How many lines in these records include the string "icon"? Reply with that number alone.

▶ Data for this exercise
○ ○ ○ ○ ○ ○ ○

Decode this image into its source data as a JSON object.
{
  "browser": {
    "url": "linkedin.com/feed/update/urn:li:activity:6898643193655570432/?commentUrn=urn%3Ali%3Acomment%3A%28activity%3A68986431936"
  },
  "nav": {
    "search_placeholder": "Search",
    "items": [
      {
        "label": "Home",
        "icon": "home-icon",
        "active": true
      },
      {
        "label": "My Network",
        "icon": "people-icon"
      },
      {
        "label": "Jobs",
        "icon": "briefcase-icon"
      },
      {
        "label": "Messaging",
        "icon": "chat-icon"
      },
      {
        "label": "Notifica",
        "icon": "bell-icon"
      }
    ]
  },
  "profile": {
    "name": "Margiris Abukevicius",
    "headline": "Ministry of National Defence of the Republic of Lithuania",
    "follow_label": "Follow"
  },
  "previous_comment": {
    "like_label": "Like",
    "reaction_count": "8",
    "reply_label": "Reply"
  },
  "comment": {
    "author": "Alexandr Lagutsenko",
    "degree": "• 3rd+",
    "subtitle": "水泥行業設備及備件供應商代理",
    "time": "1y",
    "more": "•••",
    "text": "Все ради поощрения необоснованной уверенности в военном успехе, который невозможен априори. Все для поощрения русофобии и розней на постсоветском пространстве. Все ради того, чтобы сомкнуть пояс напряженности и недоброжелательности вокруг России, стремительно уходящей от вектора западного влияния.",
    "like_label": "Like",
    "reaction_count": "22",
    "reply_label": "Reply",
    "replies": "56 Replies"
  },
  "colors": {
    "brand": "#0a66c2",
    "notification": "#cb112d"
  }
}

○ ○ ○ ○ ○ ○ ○

▶ Exercise answer
5